Crowell.jpg
John Franklin Crowell, Courtesy of the Duke University Archives
Sport(s) Football
Biographical details
Born (1857-11-01)November 1, 1857
York, Pennsylvania
Died August 6, 1931(1931-08-06) (aged 73)
East Orange, New Jersey
Coaching career (HC unless noted)
1888-1889 Duke
Head coaching record
Overall 3-2
Statistics
College Football Data Warehouse

John Franklin Crowell (November 1, 1857 – August 6, 1931) served as president of Trinity College, the predecessor of Duke University, from 1887 to 1894. Crowell studied economics at Yale University, Columbia University and the University of Berlin. Crowell is primarily known for overseeing Trinity's movement to Durham, North Carolina and for reforming Trinity's curriculum, along with Joseph L. Armstrong, to be more in line with the German research university model. Toward that end Crowell persuaded the competing student literary societies to combine their libraries into a single college collection, where he personally catalogued the books and kept hours at a reference desk to encourage proper research methods. He also corrected the Latin in the college motto.

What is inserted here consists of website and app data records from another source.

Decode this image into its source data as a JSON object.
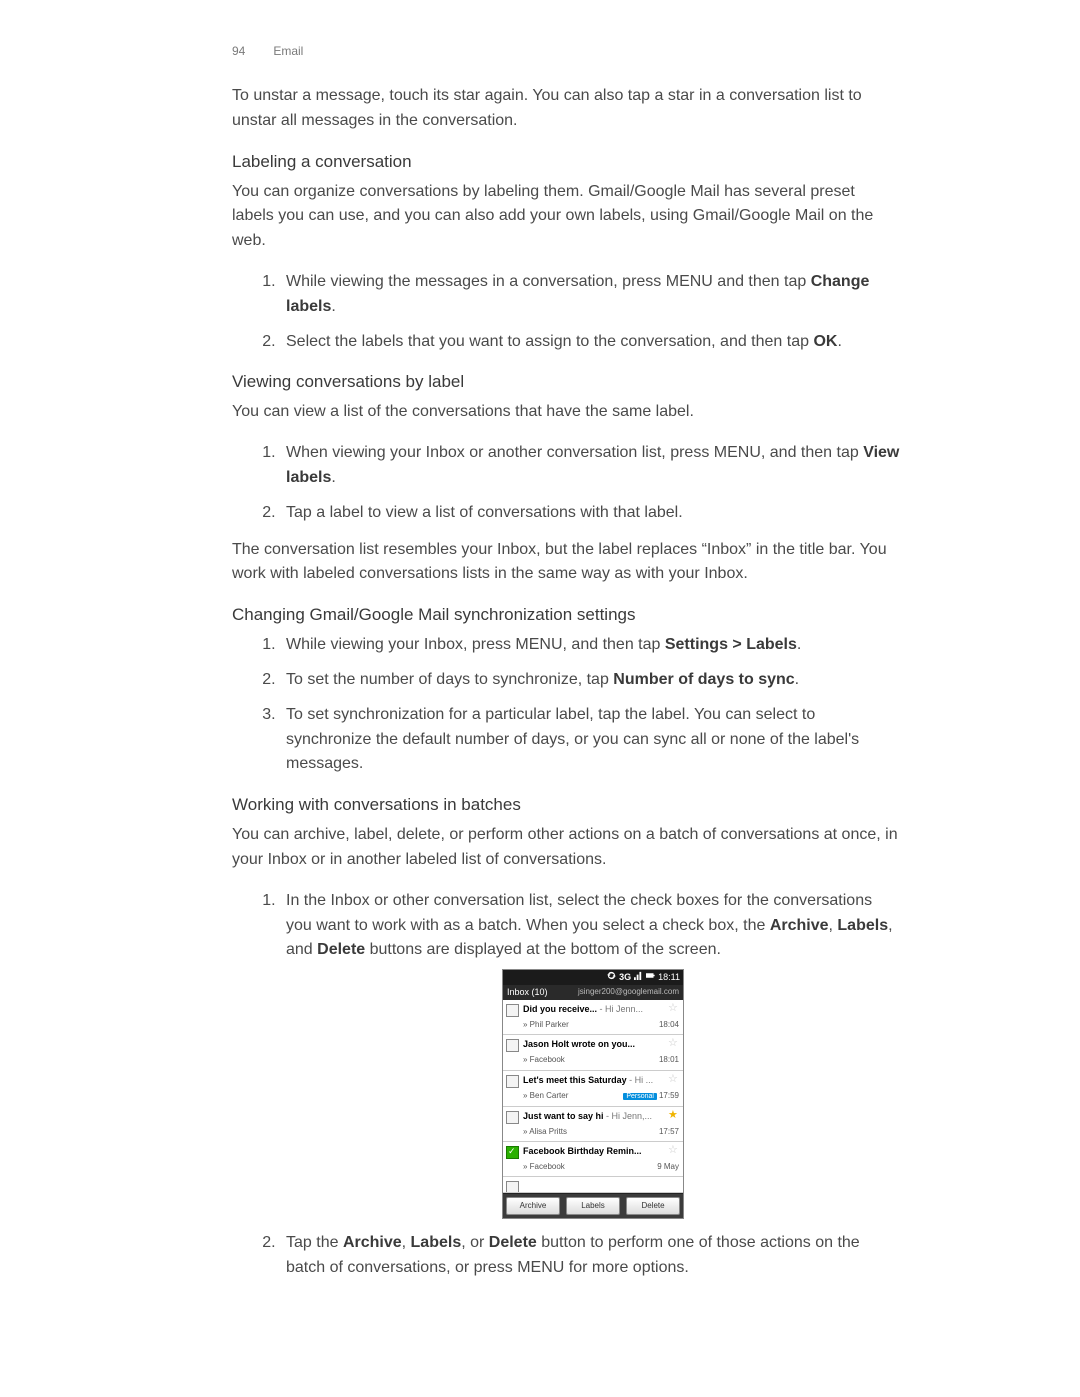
{
  "header": {
    "page_number": "94",
    "section": "Email"
  },
  "intro_para": "To unstar a message, touch its star again. You can also tap a star in a conversation list to unstar all messages in the conversation.",
  "labeling": {
    "heading": "Labeling a conversation",
    "para": "You can organize conversations by labeling them. Gmail/Google Mail has several preset labels you can use, and you can also add your own labels, using Gmail/Google Mail on the web.",
    "step1_a": "While viewing the messages in a conversation, press MENU and then tap ",
    "step1_b": "Change labels",
    "step1_c": ".",
    "step2_a": "Select the labels that you want to assign to the conversation, and then tap ",
    "step2_b": "OK",
    "step2_c": "."
  },
  "viewing": {
    "heading": "Viewing conversations by label",
    "para": "You can view a list of the conversations that have the same label.",
    "step1_a": "When viewing your Inbox or another conversation list, press MENU, and then tap ",
    "step1_b": "View labels",
    "step1_c": ".",
    "step2": "Tap a label to view a list of conversations with that label.",
    "after": "The conversation list resembles your Inbox, but the label replaces “Inbox” in the title bar. You work with labeled conversations lists in the same way as with your Inbox."
  },
  "changing": {
    "heading": "Changing Gmail/Google Mail synchronization settings",
    "step1_a": "While viewing your Inbox, press MENU, and then tap ",
    "step1_b": "Settings > Labels",
    "step1_c": ".",
    "step2_a": "To set the number of days to synchronize, tap ",
    "step2_b": "Number of days to sync",
    "step2_c": ".",
    "step3": "To set synchronization for a particular label, tap the label. You can select to synchronize the default number of days, or you can sync all or none of the label's messages."
  },
  "working": {
    "heading": "Working with conversations in batches",
    "para": "You can archive, label, delete, or perform other actions on a batch of conversations at once, in your Inbox or in another labeled list of conversations.",
    "step1_a": "In the Inbox or other conversation list, select the check boxes for the conversations you want to work with as a batch. When you select a check box, the ",
    "step1_b": "Archive",
    "step1_c": ", ",
    "step1_d": "Labels",
    "step1_e": ", and ",
    "step1_f": "Delete",
    "step1_g": " buttons are displayed at the bottom of the screen.",
    "step2_a": "Tap the ",
    "step2_b": "Archive",
    "step2_c": ", ",
    "step2_d": "Labels",
    "step2_e": ", or ",
    "step2_f": "Delete",
    "step2_g": " button to perform one of those actions on the batch of conversations, or press MENU for more options."
  },
  "phone": {
    "status": {
      "g3": "3G",
      "time": "18:11"
    },
    "titlebar": {
      "left": "Inbox (10)",
      "right": "jsinger200@googlemail.com"
    },
    "rows": [
      {
        "subject_bold": "Did you receive...",
        "subject_gray": " - Hi Jenn...",
        "sender": "» Phil Parker",
        "time": "18:04",
        "starred": false,
        "checked": false,
        "tag": ""
      },
      {
        "subject_bold": "Jason Holt wrote on you...",
        "subject_gray": "",
        "sender": "» Facebook",
        "time": "18:01",
        "starred": false,
        "checked": false,
        "tag": ""
      },
      {
        "subject_bold": "Let's meet this Saturday",
        "subject_gray": " - Hi ...",
        "sender": "» Ben Carter",
        "time": "17:59",
        "starred": false,
        "checked": false,
        "tag": "Personal"
      },
      {
        "subject_bold": "Just want to say hi",
        "subject_gray": " - Hi Jenn,...",
        "sender": "» Alisa Pritts",
        "time": "17:57",
        "starred": true,
        "checked": false,
        "tag": ""
      },
      {
        "subject_bold": "Facebook Birthday Remin...",
        "subject_gray": "",
        "sender": "» Facebook",
        "time": "9 May",
        "starred": false,
        "checked": true,
        "tag": ""
      }
    ],
    "buttons": {
      "archive": "Archive",
      "labels": "Labels",
      "delete": "Delete"
    }
  }
}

Crowell increased the number of visiting lecturers at Trinity, and helped establish several academic student publications, one of which, the literary magazine The Archive is the second oldest such publication in the United States.[1] Crowell also served as the head coach of the football program from 1888–1889, compiling a 3-2 record. After resigning from Duke, Crowell became head of the Department of Economics and Sociology at Smith College. He received an honorary LL.D. degree from Trinity in 1917.[2]

Head coaching record[edit]

Year Team Overall Conference Standing Bowl/playoffs Coaches# AP°
1888 Duke 2-1
1889 Duke 1-1
Total: 3-2
Indicates BCS bowl, Bowl Alliance or Bowl Coalition game. #Rankings from final Coaches' Poll.

References[edit]

  1. ^ John Franklin Crowell at library.duke.edu
  2. ^ Duke's Presidents. Duke University Archives. Accessed on January 29, 2008.

External links[edit]